## DIRECTIONS:
Your task is to print each record exactly as it reads.

Dataset items:
▶

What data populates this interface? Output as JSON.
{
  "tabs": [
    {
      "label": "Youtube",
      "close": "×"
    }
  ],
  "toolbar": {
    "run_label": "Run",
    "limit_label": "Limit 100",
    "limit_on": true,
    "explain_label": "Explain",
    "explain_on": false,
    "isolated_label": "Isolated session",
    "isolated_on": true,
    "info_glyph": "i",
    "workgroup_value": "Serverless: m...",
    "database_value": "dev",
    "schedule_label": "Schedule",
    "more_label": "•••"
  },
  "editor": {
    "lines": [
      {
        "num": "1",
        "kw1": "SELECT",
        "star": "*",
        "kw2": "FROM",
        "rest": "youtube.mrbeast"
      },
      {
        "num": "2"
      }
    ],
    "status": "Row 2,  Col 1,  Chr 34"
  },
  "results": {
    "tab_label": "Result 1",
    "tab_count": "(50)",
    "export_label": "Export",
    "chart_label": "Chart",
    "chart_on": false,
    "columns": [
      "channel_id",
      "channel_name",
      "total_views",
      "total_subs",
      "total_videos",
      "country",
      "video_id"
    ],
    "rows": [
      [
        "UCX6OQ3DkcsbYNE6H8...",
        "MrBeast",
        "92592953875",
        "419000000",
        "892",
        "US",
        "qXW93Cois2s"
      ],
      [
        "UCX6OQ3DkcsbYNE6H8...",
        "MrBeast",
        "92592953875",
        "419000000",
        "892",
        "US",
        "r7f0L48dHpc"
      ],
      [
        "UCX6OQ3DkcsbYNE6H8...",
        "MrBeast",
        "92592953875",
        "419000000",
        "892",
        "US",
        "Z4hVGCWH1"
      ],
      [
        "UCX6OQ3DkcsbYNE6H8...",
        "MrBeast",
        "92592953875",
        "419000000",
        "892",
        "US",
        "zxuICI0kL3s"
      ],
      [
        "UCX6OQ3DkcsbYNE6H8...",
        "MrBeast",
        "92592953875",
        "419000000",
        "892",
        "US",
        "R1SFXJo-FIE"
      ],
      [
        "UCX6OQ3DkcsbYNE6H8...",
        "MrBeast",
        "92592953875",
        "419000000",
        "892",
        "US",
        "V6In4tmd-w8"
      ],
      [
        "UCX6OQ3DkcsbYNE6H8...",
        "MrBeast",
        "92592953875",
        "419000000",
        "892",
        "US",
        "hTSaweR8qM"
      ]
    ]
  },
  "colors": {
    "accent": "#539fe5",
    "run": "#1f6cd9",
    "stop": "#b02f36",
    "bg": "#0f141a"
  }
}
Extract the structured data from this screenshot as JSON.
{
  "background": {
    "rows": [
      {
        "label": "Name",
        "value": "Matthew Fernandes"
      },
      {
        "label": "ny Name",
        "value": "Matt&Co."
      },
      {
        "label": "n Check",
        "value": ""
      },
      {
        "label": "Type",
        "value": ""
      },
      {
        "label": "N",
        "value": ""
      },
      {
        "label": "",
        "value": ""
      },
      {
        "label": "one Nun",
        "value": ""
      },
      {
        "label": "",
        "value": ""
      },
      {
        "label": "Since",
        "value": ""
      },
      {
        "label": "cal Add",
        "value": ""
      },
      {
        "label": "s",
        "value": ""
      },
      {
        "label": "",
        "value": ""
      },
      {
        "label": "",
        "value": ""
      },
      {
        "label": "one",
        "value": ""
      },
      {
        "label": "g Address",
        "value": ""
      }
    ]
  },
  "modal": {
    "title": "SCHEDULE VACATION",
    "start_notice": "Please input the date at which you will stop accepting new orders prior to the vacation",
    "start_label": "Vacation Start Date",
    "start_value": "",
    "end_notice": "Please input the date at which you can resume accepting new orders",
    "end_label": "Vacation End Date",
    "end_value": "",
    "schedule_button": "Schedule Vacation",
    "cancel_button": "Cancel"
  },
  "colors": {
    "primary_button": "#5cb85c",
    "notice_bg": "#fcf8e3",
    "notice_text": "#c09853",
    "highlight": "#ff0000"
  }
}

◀

## TASK SOLUTION:
What data populates this interface? Output as JSON.
{
  "tabs": [
    {
      "label": "Youtube",
      "close": "×"
    }
  ],
  "toolbar": {
    "run_label": "Run",
    "limit_label": "Limit 100",
    "limit_on": true,
    "explain_label": "Explain",
    "explain_on": false,
    "isolated_label": "Isolated session",
    "isolated_on": true,
    "info_glyph": "i",
    "workgroup_value": "Serverless: m...",
    "database_value": "dev",
    "schedule_label": "Schedule",
    "more_label": "•••"
  },
  "editor": {
    "lines": [
      {
        "num": "1",
        "kw1": "SELECT",
        "star": "*",
        "kw2": "FROM",
        "rest": "youtube.mrbeast"
      },
      {
        "num": "2"
      }
    ],
    "status": "Row 2,  Col 1,  Chr 34"
  },
  "results": {
    "tab_label": "Result 1",
    "tab_count": "(50)",
    "export_label": "Export",
    "chart_label": "Chart",
    "chart_on": false,
    "columns": [
      "channel_id",
      "channel_name",
      "total_views",
      "total_subs",
      "total_videos",
      "country",
      "video_id"
    ],
    "rows": [
      [
        "UCX6OQ3DkcsbYNE6H8...",
        "MrBeast",
        "92592953875",
        "419000000",
        "892",
        "US",
        "qXW93Cois2s"
      ],
      [
        "UCX6OQ3DkcsbYNE6H8...",
        "MrBeast",
        "92592953875",
        "419000000",
        "892",
        "US",
        "r7f0L48dHpc"
      ],
      [
        "UCX6OQ3DkcsbYNE6H8...",
        "MrBeast",
        "92592953875",
        "419000000",
        "892",
        "US",
        "Z4hVGCWH1"
      ],
      [
        "UCX6OQ3DkcsbYNE6H8...",
        "MrBeast",
        "92592953875",
        "419000000",
        "892",
        "US",
        "zxuICI0kL3s"
      ],
      [
        "UCX6OQ3DkcsbYNE6H8...",
        "MrBeast",
        "92592953875",
        "419000000",
        "892",
        "US",
        "R1SFXJo-FIE"
      ],
      [
        "UCX6OQ3DkcsbYNE6H8...",
        "MrBeast",
        "92592953875",
        "419000000",
        "892",
        "US",
        "V6In4tmd-w8"
      ],
      [
        "UCX6OQ3DkcsbYNE6H8...",
        "MrBeast",
        "92592953875",
        "419000000",
        "892",
        "US",
        "hTSaweR8qM"
      ]
    ]
  },
  "colors": {
    "accent": "#539fe5",
    "run": "#1f6cd9",
    "stop": "#b02f36",
    "bg": "#0f141a"
  }
}
Extract the structured data from this screenshot as JSON.
{
  "background": {
    "rows": [
      {
        "label": "Name",
        "value": "Matthew Fernandes"
      },
      {
        "label": "ny Name",
        "value": "Matt&Co."
      },
      {
        "label": "n Check",
        "value": ""
      },
      {
        "label": "Type",
        "value": ""
      },
      {
        "label": "N",
        "value": ""
      },
      {
        "label": "",
        "value": ""
      },
      {
        "label": "one Nun",
        "value": ""
      },
      {
        "label": "",
        "value": ""
      },
      {
        "label": "Since",
        "value": ""
      },
      {
        "label": "cal Add",
        "value": ""
      },
      {
        "label": "s",
        "value": ""
      },
      {
        "label": "",
        "value": ""
      },
      {
        "label": "",
        "value": ""
      },
      {
        "label": "one",
        "value": ""
      },
      {
        "label": "g Address",
        "value": ""
      }
    ]
  },
  "modal": {
    "title": "SCHEDULE VACATION",
    "start_notice": "Please input the date at which you will stop accepting new orders prior to the vacation",
    "start_label": "Vacation Start Date",
    "start_value": "",
    "end_notice": "Please input the date at which you can resume accepting new orders",
    "end_label": "Vacation End Date",
    "end_value": "",
    "schedule_button": "Schedule Vacation",
    "cancel_button": "Cancel"
  },
  "colors": {
    "primary_button": "#5cb85c",
    "notice_bg": "#fcf8e3",
    "notice_text": "#c09853",
    "highlight": "#ff0000"
  }
}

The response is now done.